• [Work item]:
Print all the entries verbatim.

==== Data extracts ====

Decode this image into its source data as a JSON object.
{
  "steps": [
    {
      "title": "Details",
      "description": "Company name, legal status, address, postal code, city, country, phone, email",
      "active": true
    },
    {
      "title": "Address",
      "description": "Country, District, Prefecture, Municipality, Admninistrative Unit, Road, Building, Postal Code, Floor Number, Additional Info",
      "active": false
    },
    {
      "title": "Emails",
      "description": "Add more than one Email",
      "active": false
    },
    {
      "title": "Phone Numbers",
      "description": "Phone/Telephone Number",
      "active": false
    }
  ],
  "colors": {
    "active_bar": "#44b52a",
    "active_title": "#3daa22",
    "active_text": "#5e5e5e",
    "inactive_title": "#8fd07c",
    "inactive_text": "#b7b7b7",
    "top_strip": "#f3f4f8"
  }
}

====

• [Solution for this problem]:
Decode this image into its source data as a JSON object.
{
  "steps": [
    {
      "title": "Details",
      "description": "Company name, legal status, address, postal code, city, country, phone, email",
      "active": true
    },
    {
      "title": "Address",
      "description": "Country, District, Prefecture, Municipality, Admninistrative Unit, Road, Building, Postal Code, Floor Number, Additional Info",
      "active": false
    },
    {
      "title": "Emails",
      "description": "Add more than one Email",
      "active": false
    },
    {
      "title": "Phone Numbers",
      "description": "Phone/Telephone Number",
      "active": false
    }
  ],
  "colors": {
    "active_bar": "#44b52a",
    "active_title": "#3daa22",
    "active_text": "#5e5e5e",
    "inactive_title": "#8fd07c",
    "inactive_text": "#b7b7b7",
    "top_strip": "#f3f4f8"
  }
}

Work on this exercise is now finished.